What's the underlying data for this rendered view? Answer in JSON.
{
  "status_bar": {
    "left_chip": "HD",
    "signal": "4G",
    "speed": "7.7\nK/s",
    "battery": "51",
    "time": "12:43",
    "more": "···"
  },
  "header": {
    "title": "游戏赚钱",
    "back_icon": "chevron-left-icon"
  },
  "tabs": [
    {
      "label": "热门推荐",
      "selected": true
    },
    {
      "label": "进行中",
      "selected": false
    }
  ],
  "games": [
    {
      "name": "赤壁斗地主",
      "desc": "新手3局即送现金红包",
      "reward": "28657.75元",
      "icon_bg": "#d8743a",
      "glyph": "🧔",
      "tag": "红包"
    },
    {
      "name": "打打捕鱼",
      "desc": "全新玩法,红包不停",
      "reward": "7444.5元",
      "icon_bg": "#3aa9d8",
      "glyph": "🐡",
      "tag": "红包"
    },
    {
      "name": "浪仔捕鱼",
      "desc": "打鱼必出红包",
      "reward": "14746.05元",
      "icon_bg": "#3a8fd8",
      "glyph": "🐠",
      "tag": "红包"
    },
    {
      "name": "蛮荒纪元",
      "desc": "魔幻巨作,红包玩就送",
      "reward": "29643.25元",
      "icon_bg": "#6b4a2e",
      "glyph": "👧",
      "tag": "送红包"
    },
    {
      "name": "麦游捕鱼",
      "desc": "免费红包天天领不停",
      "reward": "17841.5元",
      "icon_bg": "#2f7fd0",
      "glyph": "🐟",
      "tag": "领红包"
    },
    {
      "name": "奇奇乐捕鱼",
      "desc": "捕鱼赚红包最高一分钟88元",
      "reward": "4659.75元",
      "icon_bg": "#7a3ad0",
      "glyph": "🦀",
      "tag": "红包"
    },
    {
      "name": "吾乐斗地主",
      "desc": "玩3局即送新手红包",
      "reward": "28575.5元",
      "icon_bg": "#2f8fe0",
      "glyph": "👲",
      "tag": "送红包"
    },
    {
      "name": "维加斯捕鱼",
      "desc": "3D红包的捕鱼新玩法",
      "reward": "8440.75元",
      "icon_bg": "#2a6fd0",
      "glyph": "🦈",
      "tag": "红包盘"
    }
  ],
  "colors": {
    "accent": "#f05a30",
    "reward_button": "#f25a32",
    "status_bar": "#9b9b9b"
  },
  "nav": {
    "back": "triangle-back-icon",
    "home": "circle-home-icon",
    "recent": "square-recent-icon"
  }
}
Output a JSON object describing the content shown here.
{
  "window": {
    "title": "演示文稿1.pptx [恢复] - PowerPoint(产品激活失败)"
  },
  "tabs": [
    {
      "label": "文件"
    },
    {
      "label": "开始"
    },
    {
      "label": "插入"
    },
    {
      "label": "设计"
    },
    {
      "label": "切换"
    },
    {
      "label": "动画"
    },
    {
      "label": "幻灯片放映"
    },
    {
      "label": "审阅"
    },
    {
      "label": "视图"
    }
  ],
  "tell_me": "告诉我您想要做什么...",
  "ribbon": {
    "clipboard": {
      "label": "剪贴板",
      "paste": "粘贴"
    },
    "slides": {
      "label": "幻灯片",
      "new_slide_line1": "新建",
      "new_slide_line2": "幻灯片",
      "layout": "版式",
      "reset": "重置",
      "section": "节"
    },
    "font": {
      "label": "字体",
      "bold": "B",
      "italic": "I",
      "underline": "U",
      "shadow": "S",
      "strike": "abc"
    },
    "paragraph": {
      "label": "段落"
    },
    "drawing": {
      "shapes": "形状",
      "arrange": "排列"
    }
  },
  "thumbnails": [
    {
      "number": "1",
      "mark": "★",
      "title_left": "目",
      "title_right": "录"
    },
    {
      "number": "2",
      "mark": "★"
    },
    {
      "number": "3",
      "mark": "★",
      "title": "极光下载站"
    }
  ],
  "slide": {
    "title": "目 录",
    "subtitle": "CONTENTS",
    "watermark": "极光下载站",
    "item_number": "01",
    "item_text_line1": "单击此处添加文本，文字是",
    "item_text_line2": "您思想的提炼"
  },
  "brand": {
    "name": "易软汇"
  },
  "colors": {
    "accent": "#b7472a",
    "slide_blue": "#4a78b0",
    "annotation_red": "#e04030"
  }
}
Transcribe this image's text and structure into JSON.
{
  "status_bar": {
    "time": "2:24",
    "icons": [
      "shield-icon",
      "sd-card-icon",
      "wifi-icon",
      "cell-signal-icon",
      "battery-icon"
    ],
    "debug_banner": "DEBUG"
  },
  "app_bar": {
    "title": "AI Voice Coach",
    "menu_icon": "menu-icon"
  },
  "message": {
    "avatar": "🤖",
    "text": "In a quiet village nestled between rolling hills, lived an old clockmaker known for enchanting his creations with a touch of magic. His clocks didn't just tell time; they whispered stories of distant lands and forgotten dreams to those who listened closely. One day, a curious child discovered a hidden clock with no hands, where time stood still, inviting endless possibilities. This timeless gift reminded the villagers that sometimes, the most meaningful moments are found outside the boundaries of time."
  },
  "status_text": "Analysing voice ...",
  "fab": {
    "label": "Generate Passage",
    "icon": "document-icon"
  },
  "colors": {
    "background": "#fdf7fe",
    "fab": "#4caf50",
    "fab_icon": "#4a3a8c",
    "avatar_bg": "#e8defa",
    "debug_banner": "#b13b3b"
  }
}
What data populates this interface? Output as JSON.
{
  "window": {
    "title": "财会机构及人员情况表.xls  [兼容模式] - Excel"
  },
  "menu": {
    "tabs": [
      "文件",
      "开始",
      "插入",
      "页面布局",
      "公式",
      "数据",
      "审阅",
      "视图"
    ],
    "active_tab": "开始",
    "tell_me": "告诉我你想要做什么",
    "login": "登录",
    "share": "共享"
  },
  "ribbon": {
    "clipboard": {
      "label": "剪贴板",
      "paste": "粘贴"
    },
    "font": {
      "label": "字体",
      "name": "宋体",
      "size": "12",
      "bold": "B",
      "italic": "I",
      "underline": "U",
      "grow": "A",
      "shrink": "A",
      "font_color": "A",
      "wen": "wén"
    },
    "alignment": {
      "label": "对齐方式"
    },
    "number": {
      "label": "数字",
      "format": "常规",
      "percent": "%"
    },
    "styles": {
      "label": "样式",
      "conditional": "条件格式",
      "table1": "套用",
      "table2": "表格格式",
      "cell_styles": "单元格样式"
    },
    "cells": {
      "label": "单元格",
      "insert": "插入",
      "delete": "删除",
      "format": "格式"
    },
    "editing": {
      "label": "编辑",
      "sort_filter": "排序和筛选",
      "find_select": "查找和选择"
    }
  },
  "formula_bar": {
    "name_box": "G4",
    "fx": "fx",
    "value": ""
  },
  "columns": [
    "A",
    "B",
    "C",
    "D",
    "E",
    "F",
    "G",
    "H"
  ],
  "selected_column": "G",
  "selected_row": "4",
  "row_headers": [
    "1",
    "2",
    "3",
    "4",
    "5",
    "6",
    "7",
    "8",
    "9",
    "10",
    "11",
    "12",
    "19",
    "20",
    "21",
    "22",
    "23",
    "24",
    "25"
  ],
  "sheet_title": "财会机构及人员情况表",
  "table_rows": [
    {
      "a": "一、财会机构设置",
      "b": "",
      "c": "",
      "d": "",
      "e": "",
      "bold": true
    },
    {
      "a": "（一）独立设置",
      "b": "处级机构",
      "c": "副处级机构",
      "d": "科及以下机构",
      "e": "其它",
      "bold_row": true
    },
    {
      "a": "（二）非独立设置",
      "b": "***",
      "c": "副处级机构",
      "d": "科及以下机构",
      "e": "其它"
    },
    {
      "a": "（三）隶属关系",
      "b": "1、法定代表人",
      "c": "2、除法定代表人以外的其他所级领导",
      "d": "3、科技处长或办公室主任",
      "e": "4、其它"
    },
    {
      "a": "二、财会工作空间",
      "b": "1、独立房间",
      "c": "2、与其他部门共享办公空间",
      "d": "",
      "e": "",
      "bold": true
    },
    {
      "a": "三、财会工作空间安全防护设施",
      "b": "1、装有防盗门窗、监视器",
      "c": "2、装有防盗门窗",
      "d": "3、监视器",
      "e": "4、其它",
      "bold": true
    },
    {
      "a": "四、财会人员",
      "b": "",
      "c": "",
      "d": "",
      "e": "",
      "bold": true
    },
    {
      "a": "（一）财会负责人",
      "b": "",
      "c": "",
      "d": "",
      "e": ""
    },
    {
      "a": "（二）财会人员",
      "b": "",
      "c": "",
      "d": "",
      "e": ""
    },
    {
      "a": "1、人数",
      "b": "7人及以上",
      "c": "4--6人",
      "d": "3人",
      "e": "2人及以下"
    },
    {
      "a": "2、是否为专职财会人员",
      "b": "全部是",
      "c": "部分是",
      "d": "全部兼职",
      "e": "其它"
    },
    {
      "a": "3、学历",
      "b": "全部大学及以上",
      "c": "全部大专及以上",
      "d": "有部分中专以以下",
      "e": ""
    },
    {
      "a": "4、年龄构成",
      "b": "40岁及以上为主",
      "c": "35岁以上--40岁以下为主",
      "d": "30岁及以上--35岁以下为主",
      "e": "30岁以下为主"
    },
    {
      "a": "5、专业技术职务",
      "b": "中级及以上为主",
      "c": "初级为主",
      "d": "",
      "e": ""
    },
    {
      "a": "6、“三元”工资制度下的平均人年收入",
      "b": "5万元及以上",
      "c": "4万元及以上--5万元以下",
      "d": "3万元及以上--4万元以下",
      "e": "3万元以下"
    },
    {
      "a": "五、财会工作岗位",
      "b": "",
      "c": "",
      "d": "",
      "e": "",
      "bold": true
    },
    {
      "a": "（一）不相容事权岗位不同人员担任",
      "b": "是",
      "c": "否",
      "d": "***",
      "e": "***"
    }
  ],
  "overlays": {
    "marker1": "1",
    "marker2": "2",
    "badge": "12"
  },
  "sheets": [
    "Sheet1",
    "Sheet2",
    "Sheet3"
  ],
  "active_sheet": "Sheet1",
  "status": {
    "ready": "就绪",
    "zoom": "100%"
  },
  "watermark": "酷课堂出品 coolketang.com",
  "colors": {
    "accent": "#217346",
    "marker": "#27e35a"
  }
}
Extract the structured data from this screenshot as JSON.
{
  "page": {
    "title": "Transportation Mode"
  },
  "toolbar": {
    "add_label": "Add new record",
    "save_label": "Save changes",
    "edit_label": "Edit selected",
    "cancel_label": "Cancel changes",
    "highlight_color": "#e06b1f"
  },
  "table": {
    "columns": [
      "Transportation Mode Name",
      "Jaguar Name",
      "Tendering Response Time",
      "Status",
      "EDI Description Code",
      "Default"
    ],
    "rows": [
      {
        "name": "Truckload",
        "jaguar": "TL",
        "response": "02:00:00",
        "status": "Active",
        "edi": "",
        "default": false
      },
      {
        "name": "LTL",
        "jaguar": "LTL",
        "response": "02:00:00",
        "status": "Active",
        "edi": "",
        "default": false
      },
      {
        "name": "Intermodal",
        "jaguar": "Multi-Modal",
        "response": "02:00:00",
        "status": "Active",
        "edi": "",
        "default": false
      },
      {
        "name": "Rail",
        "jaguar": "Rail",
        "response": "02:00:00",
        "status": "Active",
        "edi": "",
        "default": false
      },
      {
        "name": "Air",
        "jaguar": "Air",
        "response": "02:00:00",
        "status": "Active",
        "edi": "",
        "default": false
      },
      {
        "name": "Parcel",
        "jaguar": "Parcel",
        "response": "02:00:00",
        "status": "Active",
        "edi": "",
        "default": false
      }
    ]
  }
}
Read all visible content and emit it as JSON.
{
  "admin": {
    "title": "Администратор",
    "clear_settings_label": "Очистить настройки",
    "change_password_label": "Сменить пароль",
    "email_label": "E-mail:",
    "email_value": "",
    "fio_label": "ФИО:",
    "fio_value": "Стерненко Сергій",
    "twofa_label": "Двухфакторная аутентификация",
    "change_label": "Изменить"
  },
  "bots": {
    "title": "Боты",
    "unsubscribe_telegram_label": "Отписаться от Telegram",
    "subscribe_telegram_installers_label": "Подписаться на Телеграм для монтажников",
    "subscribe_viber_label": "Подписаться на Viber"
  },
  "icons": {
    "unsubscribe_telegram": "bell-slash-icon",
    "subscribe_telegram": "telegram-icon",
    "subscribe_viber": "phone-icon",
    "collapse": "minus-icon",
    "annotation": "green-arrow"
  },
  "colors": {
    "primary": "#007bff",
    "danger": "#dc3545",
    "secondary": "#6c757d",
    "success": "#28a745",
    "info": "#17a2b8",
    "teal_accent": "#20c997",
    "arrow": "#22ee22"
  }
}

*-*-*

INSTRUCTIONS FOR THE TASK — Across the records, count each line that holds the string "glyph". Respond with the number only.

ANSWER — 8